He opened his eyes just as the scalpel touched his skin, and AJ saw them bug out of his head as the blade swept swiftly and neatly across his throat. Lincoln stood back to watch as blood began to pour from the slashed folds of skin, the jugular severed. AJ cried and shook his head as he heard Brian gag and rasp and choke, as he watched his friend’s small body writhe in pain and fear upon the table, powerless to staunch the deadly flow of blood from his neck.
It didn’t take long for his movements to weaken, and within a couple of minutes, the bright blue eyes dimmed and rolled back into his head, and the eyelids fluttered closed. Brian Littrell’s final breath, a deathly hiss, escaped his severed windpipe. It was the last they would ever hear of the voice which had taken lead on so many of their songs. And now it was Kevin’s cries that sounded the loudest, for it was only AJ and him left, and he had just watched his cousin bleed to death.
As he told this part of the story, haltingly, through his tears, Detective Abrams frowned at AJ. “Why do you think she slashed his throat? It seems out of character, compared to what she did to the rest of you.”
AJ shook his head. “How the fuck should I know?” he said raggedly, wishing again that he could swipe the stinging tears from his face. But he thought back to what had happened next and found he had an answer from her. “She… she took something from him. From out of his neck.
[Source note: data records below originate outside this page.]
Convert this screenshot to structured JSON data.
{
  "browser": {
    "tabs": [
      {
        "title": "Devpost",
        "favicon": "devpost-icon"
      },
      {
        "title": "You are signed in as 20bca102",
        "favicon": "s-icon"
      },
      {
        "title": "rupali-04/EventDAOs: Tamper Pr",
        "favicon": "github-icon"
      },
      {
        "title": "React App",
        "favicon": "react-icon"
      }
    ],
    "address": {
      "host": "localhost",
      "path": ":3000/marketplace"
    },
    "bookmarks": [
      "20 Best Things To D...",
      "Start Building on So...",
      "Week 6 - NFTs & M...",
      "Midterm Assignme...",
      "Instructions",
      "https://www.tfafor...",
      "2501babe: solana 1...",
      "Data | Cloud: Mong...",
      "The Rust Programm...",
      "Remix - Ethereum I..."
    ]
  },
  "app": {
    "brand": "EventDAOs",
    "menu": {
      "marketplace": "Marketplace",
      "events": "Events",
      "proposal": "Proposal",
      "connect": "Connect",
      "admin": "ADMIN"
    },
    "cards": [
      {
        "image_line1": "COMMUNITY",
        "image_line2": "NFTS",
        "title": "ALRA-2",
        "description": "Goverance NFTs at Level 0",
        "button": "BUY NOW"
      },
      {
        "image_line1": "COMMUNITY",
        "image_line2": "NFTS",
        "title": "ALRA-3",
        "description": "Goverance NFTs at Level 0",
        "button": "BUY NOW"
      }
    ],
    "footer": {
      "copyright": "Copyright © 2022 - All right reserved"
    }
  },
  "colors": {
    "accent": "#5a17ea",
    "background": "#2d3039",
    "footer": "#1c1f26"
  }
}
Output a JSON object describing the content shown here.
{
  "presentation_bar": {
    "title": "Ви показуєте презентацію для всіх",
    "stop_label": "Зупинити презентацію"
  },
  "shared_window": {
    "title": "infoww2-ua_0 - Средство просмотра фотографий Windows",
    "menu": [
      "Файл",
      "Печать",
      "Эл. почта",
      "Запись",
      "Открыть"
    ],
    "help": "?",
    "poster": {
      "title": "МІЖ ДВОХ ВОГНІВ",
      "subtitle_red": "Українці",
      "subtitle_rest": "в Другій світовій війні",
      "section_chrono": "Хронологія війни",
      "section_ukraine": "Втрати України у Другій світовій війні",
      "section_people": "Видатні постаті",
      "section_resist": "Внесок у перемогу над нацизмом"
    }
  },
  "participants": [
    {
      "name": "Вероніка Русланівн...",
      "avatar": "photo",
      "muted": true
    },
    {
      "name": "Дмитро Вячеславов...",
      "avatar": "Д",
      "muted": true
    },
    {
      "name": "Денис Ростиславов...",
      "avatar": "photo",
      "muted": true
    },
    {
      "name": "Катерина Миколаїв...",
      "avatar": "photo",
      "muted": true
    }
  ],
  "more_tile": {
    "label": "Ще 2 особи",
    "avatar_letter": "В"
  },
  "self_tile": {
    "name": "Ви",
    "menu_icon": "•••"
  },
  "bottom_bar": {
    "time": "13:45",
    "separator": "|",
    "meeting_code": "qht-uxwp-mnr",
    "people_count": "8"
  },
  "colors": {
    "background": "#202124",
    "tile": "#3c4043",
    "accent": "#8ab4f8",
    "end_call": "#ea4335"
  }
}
She used that fucking scalpel, and she cut out his… his windpipe or his voice box, or… hell if I know what it is; it was bloody, and I… I didn’t want to…”
3000 words reached.